» WHAT YOU HAVE TO DO: Word for word, repeat the records, leaving every picture behind.

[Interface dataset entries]
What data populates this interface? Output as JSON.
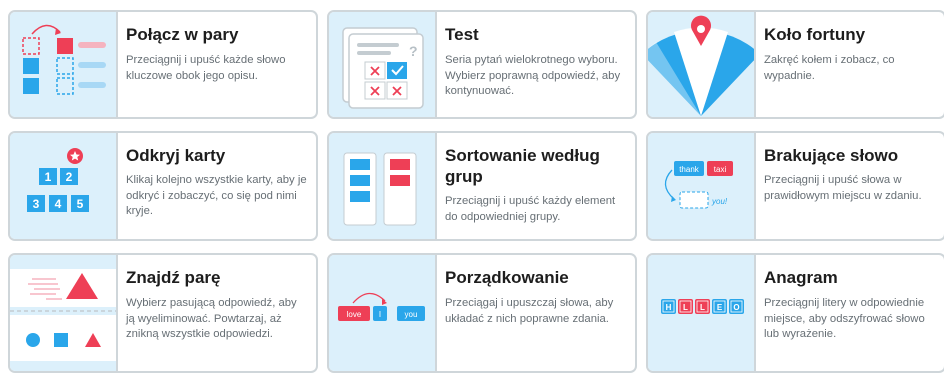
{
  "templates": [
    {
      "title": "Połącz w pary",
      "desc": "Przeciągnij i upuść każde słowo kluczowe obok jego opisu.",
      "icon": "match-up-icon"
    },
    {
      "title": "Test",
      "desc": "Seria pytań wielokrotnego wyboru. Wybierz poprawną odpowiedź, aby kontynuować.",
      "icon": "quiz-icon"
    },
    {
      "title": "Koło fortuny",
      "desc": "Zakręć kołem i zobacz, co wypadnie.",
      "icon": "wheel-icon"
    },
    {
      "title": "Odkryj karty",
      "desc": "Klikaj kolejno wszystkie karty, aby je odkryć i zobaczyć, co się pod nimi kryje.",
      "icon": "open-box-icon"
    },
    {
      "title": "Sortowanie według grup",
      "desc": "Przeciągnij i upuść każdy element do odpowiedniej grupy.",
      "icon": "group-sort-icon"
    },
    {
      "title": "Brakujące słowo",
      "desc": "Przeciągnij i upuść słowa w prawidłowym miejscu w zdaniu.",
      "icon": "missing-word-icon"
    },
    {
      "title": "Znajdź parę",
      "desc": "Wybierz pasującą odpowiedź, aby ją wyeliminować. Powtarzaj, aż znikną wszystkie odpowiedzi.",
      "icon": "find-match-icon"
    },
    {
      "title": "Porządkowanie",
      "desc": "Przeciągaj i upuszczaj słowa, aby układać z nich poprawne zdania.",
      "icon": "unjumble-icon"
    },
    {
      "title": "Anagram",
      "desc": "Przeciągnij litery w odpowiednie miejsce, aby odszyfrować słowo lub wyrażenie.",
      "icon": "anagram-icon"
    }
  ],
  "thumb_text": {
    "quiz_mark": "?",
    "box_numbers": [
      "1",
      "2",
      "3",
      "4",
      "5"
    ],
    "missing_chips": [
      "thank",
      "taxi"
    ],
    "missing_blank": "you!",
    "unjumble_words": [
      "love",
      "I",
      "you"
    ],
    "anagram_letters": [
      "H",
      "L",
      "L",
      "E",
      "O"
    ]
  },
  "colors": {
    "thumb_bg": "#dcf0fb",
    "blue": "#2aa6ea",
    "red": "#ee3f56",
    "border": "#cfd6da"
  }
}
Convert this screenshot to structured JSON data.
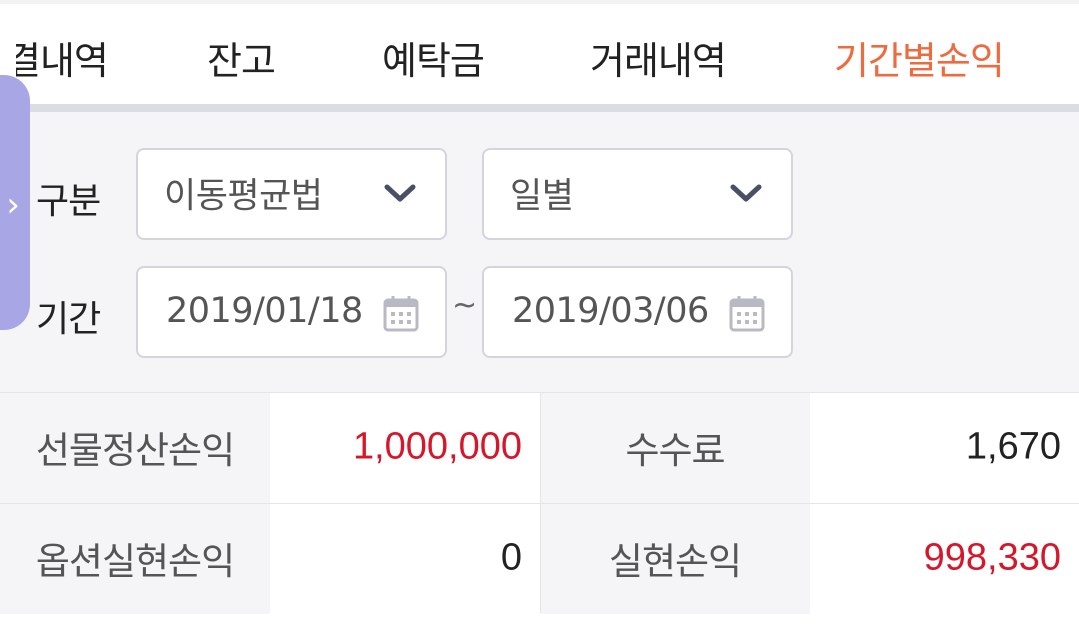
{
  "tabs": [
    {
      "label": "결내역",
      "active": false
    },
    {
      "label": "잔고",
      "active": false
    },
    {
      "label": "예탁금",
      "active": false
    },
    {
      "label": "거래내역",
      "active": false
    },
    {
      "label": "기간별손익",
      "active": true
    }
  ],
  "filter": {
    "category_label": "구분",
    "method_select": "이동평균법",
    "period_type_select": "일별",
    "period_label": "기간",
    "start_date": "2019/01/18",
    "separator": "~",
    "end_date": "2019/03/06"
  },
  "summary": {
    "futures_pnl_label": "선물정산손익",
    "futures_pnl_value": "1,000,000",
    "fee_label": "수수료",
    "fee_value": "1,670",
    "options_pnl_label": "옵션실현손익",
    "options_pnl_value": "0",
    "realized_pnl_label": "실현손익",
    "realized_pnl_value": "998,330"
  },
  "colors": {
    "accent": "#ee6a3f",
    "profit_red": "#d6162a",
    "side_handle": "#a9a6e6"
  },
  "icons": [
    "chevron-right-icon",
    "chevron-down-icon",
    "calendar-icon"
  ]
}
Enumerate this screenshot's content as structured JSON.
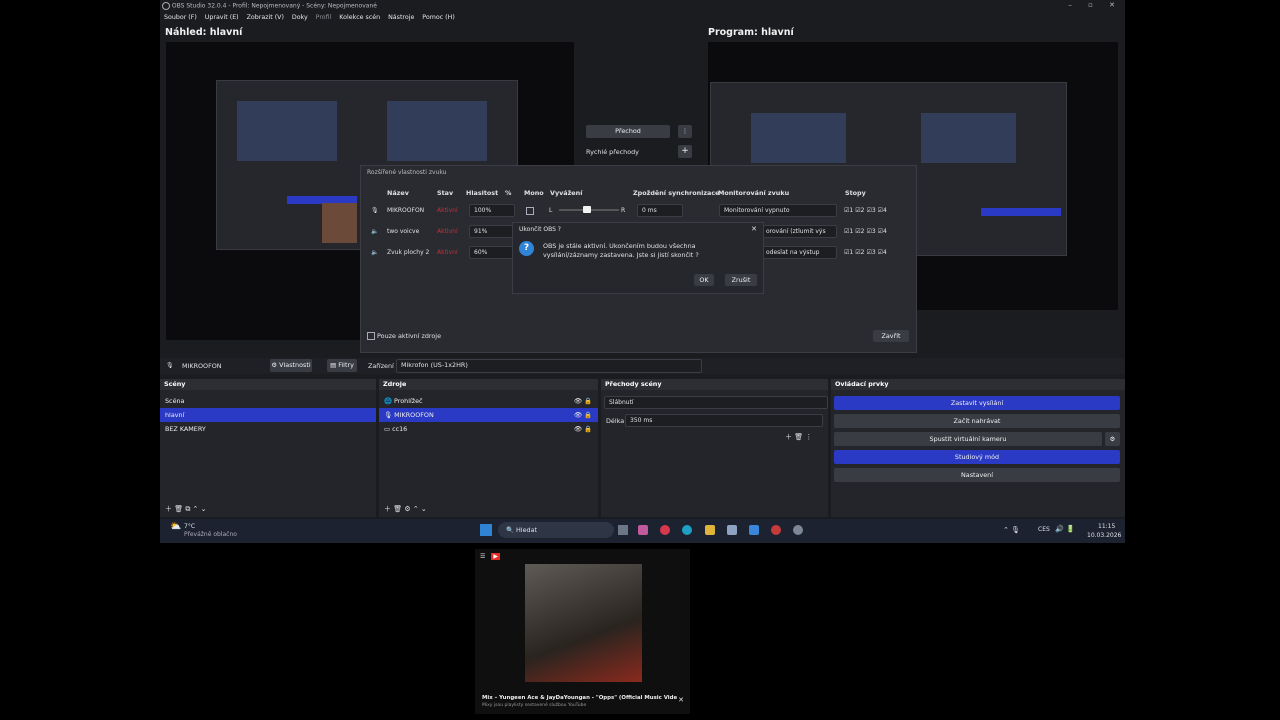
{
  "window": {
    "title": "OBS Studio 32.0.4 - Profil: Nepojmenovaný - Scény: Nepojmenované"
  },
  "menu": [
    "Soubor (F)",
    "Upravit (E)",
    "Zobrazit (V)",
    "Doky",
    "Profil",
    "Kolekce scén",
    "Nástroje",
    "Pomoc (H)"
  ],
  "preview_title": "Náhled: hlavní",
  "program_title": "Program: hlavní",
  "transition": {
    "button": "Přechod",
    "quick": "Rychlé přechody"
  },
  "mixer": {
    "title": "Rozšířené vlastnosti zvuku",
    "headers": {
      "name": "Název",
      "state": "Stav",
      "volume": "Hlasitost",
      "percent": "%",
      "mono": "Mono",
      "balance": "Vyvážení",
      "sync": "Zpoždění synchronizace",
      "monitor": "Monitorování zvuku",
      "tracks": "Stopy"
    },
    "rows": [
      {
        "name": "MIKROOFON",
        "state": "Aktivní",
        "volume": "100%",
        "sync": "0 ms",
        "monitor": "Monitorování vypnuto"
      },
      {
        "name": "two voicve",
        "state": "Aktivní",
        "volume": "91%",
        "monitor": "orování (ztlumit výs"
      },
      {
        "name": "Zvuk plochy 2",
        "state": "Aktivní",
        "volume": "60%",
        "monitor": "odeslat na výstup"
      }
    ],
    "balance_left": "L",
    "balance_right": "R",
    "tracks": [
      "1",
      "2",
      "3",
      "4"
    ],
    "only_active": "Pouze aktivní zdroje",
    "close": "Zavřít"
  },
  "confirm": {
    "title": "Ukončit OBS ?",
    "message": "OBS je stále aktivní. Ukončením budou všechna vysílání/záznamy zastavena. Jste si jistí skončit ?",
    "ok": "OK",
    "cancel": "Zrušit"
  },
  "source_toolbar": {
    "source": "MIKROOFON",
    "properties": "Vlastnosti",
    "filters": "Filtry",
    "device_label": "Zařízení",
    "device": "Mikrofon (US-1x2HR)"
  },
  "docks": {
    "scenes": {
      "title": "Scény",
      "items": [
        "Scéna",
        "hlavní",
        "BEZ KAMERY"
      ]
    },
    "sources": {
      "title": "Zdroje",
      "items": [
        "Prohlížeč",
        "MIKROOFON",
        "cc16"
      ]
    },
    "transitions": {
      "title": "Přechody scény",
      "type": "Slábnutí",
      "duration_label": "Délka",
      "duration": "350 ms"
    },
    "controls": {
      "title": "Ovládací prvky",
      "buttons": [
        "Zastavit vysílání",
        "Začít nahrávat",
        "Spustit virtuální kameru",
        "Studiový mód",
        "Nastavení"
      ]
    }
  },
  "taskbar": {
    "weather_temp": "7°C",
    "weather_text": "Převážně oblačno",
    "search": "Hledat",
    "lang": "CES",
    "time": "11:15",
    "date": "10.03.2026"
  },
  "player": {
    "title": "Mix – Yungeen Ace & JayDaYoungan - \"Opps\" (Official Music Video)",
    "subtitle": "Mixy jsou playlisty sestavené službou YouTube"
  },
  "colors": {
    "accent": "#2a3ac4",
    "status_active": "#c0303a"
  }
}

» COMPLETED EXERCISE:
What data populates this interface? Output as JSON.
{
  "templates": [
    {
      "title": "Połącz w pary",
      "desc": "Przeciągnij i upuść każde słowo kluczowe obok jego opisu.",
      "icon": "match-up-icon"
    },
    {
      "title": "Test",
      "desc": "Seria pytań wielokrotnego wyboru. Wybierz poprawną odpowiedź, aby kontynuować.",
      "icon": "quiz-icon"
    },
    {
      "title": "Koło fortuny",
      "desc": "Zakręć kołem i zobacz, co wypadnie.",
      "icon": "wheel-icon"
    },
    {
      "title": "Odkryj karty",
      "desc": "Klikaj kolejno wszystkie karty, aby je odkryć i zobaczyć, co się pod nimi kryje.",
      "icon": "open-box-icon"
    },
    {
      "title": "Sortowanie według grup",
      "desc": "Przeciągnij i upuść każdy element do odpowiedniej grupy.",
      "icon": "group-sort-icon"
    },
    {
      "title": "Brakujące słowo",
      "desc": "Przeciągnij i upuść słowa w prawidłowym miejscu w zdaniu.",
      "icon": "missing-word-icon"
    },
    {
      "title": "Znajdź parę",
      "desc": "Wybierz pasującą odpowiedź, aby ją wyeliminować. Powtarzaj, aż znikną wszystkie odpowiedzi.",
      "icon": "find-match-icon"
    },
    {
      "title": "Porządkowanie",
      "desc": "Przeciągaj i upuszczaj słowa, aby układać z nich poprawne zdania.",
      "icon": "unjumble-icon"
    },
    {
      "title": "Anagram",
      "desc": "Przeciągnij litery w odpowiednie miejsce, aby odszyfrować słowo lub wyrażenie.",
      "icon": "anagram-icon"
    }
  ],
  "thumb_text": {
    "quiz_mark": "?",
    "box_numbers": [
      "1",
      "2",
      "3",
      "4",
      "5"
    ],
    "missing_chips": [
      "thank",
      "taxi"
    ],
    "missing_blank": "you!",
    "unjumble_words": [
      "love",
      "I",
      "you"
    ],
    "anagram_letters": [
      "H",
      "L",
      "L",
      "E",
      "O"
    ]
  },
  "colors": {
    "thumb_bg": "#dcf0fb",
    "blue": "#2aa6ea",
    "red": "#ee3f56",
    "border": "#cfd6da"
  }
}
Convert this screenshot to structured JSON data.
{
  "tabs": [
    {
      "label": "결내역",
      "active": false
    },
    {
      "label": "잔고",
      "active": false
    },
    {
      "label": "예탁금",
      "active": false
    },
    {
      "label": "거래내역",
      "active": false
    },
    {
      "label": "기간별손익",
      "active": true
    }
  ],
  "filter": {
    "category_label": "구분",
    "method_select": "이동평균법",
    "period_type_select": "일별",
    "period_label": "기간",
    "start_date": "2019/01/18",
    "separator": "~",
    "end_date": "2019/03/06"
  },
  "summary": {
    "futures_pnl_label": "선물정산손익",
    "futures_pnl_value": "1,000,000",
    "fee_label": "수수료",
    "fee_value": "1,670",
    "options_pnl_label": "옵션실현손익",
    "options_pnl_value": "0",
    "realized_pnl_label": "실현손익",
    "realized_pnl_value": "998,330"
  },
  "colors": {
    "accent": "#ee6a3f",
    "profit_red": "#d6162a",
    "side_handle": "#a9a6e6"
  },
  "icons": [
    "chevron-right-icon",
    "chevron-down-icon",
    "calendar-icon"
  ]
}
Enumerate this screenshot's content as structured JSON.
{
  "window": {
    "title": "OBS Studio 32.0.4 - Profil: Nepojmenovaný - Scény: Nepojmenované"
  },
  "menu": [
    "Soubor (F)",
    "Upravit (E)",
    "Zobrazit (V)",
    "Doky",
    "Profil",
    "Kolekce scén",
    "Nástroje",
    "Pomoc (H)"
  ],
  "preview_title": "Náhled: hlavní",
  "program_title": "Program: hlavní",
  "transition": {
    "button": "Přechod",
    "quick": "Rychlé přechody"
  },
  "mixer": {
    "title": "Rozšířené vlastnosti zvuku",
    "headers": {
      "name": "Název",
      "state": "Stav",
      "volume": "Hlasitost",
      "percent": "%",
      "mono": "Mono",
      "balance": "Vyvážení",
      "sync": "Zpoždění synchronizace",
      "monitor": "Monitorování zvuku",
      "tracks": "Stopy"
    },
    "rows": [
      {
        "name": "MIKROOFON",
        "state": "Aktivní",
        "volume": "100%",
        "sync": "0 ms",
        "monitor": "Monitorování vypnuto"
      },
      {
        "name": "two voicve",
        "state": "Aktivní",
        "volume": "91%",
        "monitor": "orování (ztlumit výs"
      },
      {
        "name": "Zvuk plochy 2",
        "state": "Aktivní",
        "volume": "60%",
        "monitor": "odeslat na výstup"
      }
    ],
    "balance_left": "L",
    "balance_right": "R",
    "tracks": [
      "1",
      "2",
      "3",
      "4"
    ],
    "only_active": "Pouze aktivní zdroje",
    "close": "Zavřít"
  },
  "confirm": {
    "title": "Ukončit OBS ?",
    "message": "OBS je stále aktivní. Ukončením budou všechna vysílání/záznamy zastavena. Jste si jistí skončit ?",
    "ok": "OK",
    "cancel": "Zrušit"
  },
  "source_toolbar": {
    "source": "MIKROOFON",
    "properties": "Vlastnosti",
    "filters": "Filtry",
    "device_label": "Zařízení",
    "device": "Mikrofon (US-1x2HR)"
  },
  "docks": {
    "scenes": {
      "title": "Scény",
      "items": [
        "Scéna",
        "hlavní",
        "BEZ KAMERY"
      ]
    },
    "sources": {
      "title": "Zdroje",
      "items": [
        "Prohlížeč",
        "MIKROOFON",
        "cc16"
      ]
    },
    "transitions": {
      "title": "Přechody scény",
      "type": "Slábnutí",
      "duration_label": "Délka",
      "duration": "350 ms"
    },
    "controls": {
      "title": "Ovládací prvky",
      "buttons": [
        "Zastavit vysílání",
        "Začít nahrávat",
        "Spustit virtuální kameru",
        "Studiový mód",
        "Nastavení"
      ]
    }
  },
  "taskbar": {
    "weather_temp": "7°C",
    "weather_text": "Převážně oblačno",
    "search": "Hledat",
    "lang": "CES",
    "time": "11:15",
    "date": "10.03.2026"
  },
  "player": {
    "title": "Mix – Yungeen Ace & JayDaYoungan - \"Opps\" (Official Music Video)",
    "subtitle": "Mixy jsou playlisty sestavené službou YouTube"
  },
  "colors": {
    "accent": "#2a3ac4",
    "status_active": "#c0303a"
  }
}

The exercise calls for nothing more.